Over the years I gave my father gifts as well, a lot of Red Sox paraphernalia; the sorts of papier mache things you make in school for Father’s Day; and a silver ring with an enamel design that I made when I worked as a jeweler.
I know he was proud of me, and I know that he loved me. Sometimes it was really hard to tell. But the day he died, he was still wearing the ring I had made.
This Pesach I attended the yizkor service for the first time. I’ve always scooted out before, perhaps afraid of invoking the ayin hara, or evil eye, on living parents. The yizkor prayer spoke plainly to me: May I prove myself worthy of the gift of life and the many other gifts with which he blessed me.
Through minyan and these months of mourning, I have been trying to figure out just what it is my father gave me. He had a difficult relationship with being Jewish. He didn’t like ritual, observance or things you were “supposed” to do. In this respect, I am very unlike him, taking on more observance as I’ve aged.

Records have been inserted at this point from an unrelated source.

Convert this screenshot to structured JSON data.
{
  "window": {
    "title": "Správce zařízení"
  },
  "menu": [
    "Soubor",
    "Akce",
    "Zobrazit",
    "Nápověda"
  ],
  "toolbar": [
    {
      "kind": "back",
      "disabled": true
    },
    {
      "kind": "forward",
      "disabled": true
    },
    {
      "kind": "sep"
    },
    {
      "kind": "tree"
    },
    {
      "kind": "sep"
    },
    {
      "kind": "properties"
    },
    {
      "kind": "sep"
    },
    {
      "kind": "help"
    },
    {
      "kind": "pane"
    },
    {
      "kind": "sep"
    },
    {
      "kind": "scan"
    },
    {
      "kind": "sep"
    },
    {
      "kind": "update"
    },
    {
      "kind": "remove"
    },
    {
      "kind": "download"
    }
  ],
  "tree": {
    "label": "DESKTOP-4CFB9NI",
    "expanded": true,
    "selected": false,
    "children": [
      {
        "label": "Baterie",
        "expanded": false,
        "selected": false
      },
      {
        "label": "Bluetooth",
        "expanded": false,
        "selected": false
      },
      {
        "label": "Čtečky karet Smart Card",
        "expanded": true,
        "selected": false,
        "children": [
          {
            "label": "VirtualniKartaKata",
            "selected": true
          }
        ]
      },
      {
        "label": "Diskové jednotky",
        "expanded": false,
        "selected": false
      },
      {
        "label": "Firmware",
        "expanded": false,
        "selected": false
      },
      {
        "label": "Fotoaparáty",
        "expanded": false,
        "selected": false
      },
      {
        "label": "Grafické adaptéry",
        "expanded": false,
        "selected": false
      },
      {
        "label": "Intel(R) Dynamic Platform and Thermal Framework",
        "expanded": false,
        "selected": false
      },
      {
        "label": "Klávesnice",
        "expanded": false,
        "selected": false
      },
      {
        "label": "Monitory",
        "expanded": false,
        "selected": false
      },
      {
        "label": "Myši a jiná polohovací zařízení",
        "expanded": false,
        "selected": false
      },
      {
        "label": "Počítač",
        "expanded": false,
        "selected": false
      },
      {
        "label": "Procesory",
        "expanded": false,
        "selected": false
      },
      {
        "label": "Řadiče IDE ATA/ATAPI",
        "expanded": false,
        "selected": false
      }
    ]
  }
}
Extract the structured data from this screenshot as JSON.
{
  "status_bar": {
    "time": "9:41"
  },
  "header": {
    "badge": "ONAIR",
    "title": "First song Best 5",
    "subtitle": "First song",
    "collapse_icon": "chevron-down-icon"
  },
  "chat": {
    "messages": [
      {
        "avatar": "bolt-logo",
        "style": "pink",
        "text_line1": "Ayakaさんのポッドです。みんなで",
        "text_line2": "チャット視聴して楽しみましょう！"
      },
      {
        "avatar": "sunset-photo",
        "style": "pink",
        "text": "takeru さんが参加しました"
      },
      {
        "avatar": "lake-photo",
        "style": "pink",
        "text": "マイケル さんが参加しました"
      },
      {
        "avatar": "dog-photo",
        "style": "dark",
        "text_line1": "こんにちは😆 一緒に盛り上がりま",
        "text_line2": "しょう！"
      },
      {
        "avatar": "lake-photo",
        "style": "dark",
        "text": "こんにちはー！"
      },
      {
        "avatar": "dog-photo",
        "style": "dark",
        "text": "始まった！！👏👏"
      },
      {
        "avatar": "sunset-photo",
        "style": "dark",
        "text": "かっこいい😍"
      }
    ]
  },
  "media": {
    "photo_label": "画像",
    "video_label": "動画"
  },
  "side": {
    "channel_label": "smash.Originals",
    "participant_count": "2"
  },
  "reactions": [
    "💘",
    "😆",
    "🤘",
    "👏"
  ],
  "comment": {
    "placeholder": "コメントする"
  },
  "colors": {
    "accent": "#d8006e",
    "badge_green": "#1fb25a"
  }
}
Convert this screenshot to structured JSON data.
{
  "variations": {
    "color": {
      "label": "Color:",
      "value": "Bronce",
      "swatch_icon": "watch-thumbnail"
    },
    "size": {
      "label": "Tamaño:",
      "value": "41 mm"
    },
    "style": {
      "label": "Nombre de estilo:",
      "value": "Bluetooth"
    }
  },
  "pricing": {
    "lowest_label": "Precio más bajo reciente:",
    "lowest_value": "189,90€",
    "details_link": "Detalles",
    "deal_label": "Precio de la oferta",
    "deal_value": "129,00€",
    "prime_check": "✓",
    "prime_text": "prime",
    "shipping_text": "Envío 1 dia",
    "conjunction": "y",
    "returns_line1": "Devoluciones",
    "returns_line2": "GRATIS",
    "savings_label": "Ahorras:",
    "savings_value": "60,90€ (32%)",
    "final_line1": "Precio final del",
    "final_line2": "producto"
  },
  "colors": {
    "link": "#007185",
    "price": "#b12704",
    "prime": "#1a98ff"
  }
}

At the same time, he saw himself as Jewish and wanted to be seen as such by the most devout, often approaching Hasidim in the local supermarket to chat with them and their children. “I’m Shmuel,” he’d say, giving the Hebrew name that he never used.
He didn’t put up with much nonsense from anybody, and he wasn’t very patient. These things, I know, he bequeathed to me. He taught me that the things you really want, you have to work at. That you should always root for the underdog. Self-sufficiency is paramount. Don’t ask for help unless you really need it and no one can take advantage of you unless you let them.
And as any good Jew knows, you should always be prepared to pack quickly (and in our case, professionally). He also knew that there wasn’t anything that dark chocolate couldn’t fix, or at least make better, and that it’s really hard to feel bad if you sing something by Gershwin or Rogers and Hart (in his case, off-key and loudly).
These are the gifts my father left me. They have served as guides throughout my life. And maybe that is the most you can ask for from a parent.
Last Father’s Day I had a dad. This Father’s Day, I will miss him.